◆ Required work
Your task is to copy each line of the material that includes "editor".

◆ Material to process
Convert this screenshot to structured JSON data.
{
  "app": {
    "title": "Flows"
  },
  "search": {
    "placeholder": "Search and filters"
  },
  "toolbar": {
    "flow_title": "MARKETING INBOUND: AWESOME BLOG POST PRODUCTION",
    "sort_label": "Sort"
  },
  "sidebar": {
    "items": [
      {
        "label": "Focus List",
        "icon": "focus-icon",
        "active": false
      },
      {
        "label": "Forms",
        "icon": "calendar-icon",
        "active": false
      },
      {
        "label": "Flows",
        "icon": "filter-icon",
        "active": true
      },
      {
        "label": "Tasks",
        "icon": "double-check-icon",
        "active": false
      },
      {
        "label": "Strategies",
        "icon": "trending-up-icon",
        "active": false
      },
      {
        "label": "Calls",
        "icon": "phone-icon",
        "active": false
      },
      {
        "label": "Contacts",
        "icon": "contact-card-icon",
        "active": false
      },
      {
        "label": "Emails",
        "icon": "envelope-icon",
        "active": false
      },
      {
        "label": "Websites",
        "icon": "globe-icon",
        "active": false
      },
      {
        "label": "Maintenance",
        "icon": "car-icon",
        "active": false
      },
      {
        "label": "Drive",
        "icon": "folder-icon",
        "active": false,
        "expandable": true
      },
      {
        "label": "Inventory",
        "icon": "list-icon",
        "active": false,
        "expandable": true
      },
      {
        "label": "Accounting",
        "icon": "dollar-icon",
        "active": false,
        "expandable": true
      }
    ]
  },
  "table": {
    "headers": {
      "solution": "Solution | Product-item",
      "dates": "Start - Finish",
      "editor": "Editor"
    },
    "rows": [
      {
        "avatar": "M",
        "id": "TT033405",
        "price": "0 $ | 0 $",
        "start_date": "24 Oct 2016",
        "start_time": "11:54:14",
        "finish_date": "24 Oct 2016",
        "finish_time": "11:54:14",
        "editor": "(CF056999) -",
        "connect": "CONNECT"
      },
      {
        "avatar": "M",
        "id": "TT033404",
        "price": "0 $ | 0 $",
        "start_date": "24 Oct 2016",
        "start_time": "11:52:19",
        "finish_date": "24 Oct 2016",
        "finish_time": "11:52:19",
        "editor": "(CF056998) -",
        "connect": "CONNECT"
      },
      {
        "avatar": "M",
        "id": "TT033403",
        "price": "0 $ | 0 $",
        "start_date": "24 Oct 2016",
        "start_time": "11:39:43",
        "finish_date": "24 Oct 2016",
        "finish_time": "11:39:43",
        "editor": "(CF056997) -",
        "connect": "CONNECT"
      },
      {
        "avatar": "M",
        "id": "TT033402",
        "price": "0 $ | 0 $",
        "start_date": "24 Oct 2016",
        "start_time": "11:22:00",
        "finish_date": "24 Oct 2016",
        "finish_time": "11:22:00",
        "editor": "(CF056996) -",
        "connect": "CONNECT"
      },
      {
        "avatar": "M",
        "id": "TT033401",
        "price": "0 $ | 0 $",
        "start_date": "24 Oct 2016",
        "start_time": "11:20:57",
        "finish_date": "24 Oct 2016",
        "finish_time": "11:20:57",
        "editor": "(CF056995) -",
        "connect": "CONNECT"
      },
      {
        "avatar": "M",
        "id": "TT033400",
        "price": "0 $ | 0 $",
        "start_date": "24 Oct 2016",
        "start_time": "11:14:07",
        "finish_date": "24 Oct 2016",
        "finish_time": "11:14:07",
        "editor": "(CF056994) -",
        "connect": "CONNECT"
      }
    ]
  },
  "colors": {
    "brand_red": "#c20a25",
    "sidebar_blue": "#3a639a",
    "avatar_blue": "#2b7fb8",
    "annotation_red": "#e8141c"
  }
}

◆ Exercise solution
      "editor": "Editor"
        "editor": "(CF056999) -",
        "editor": "(CF056998) -",
        "editor": "(CF056997) -",
        "editor": "(CF056996) -",
        "editor": "(CF056995) -",
        "editor": "(CF056994) -",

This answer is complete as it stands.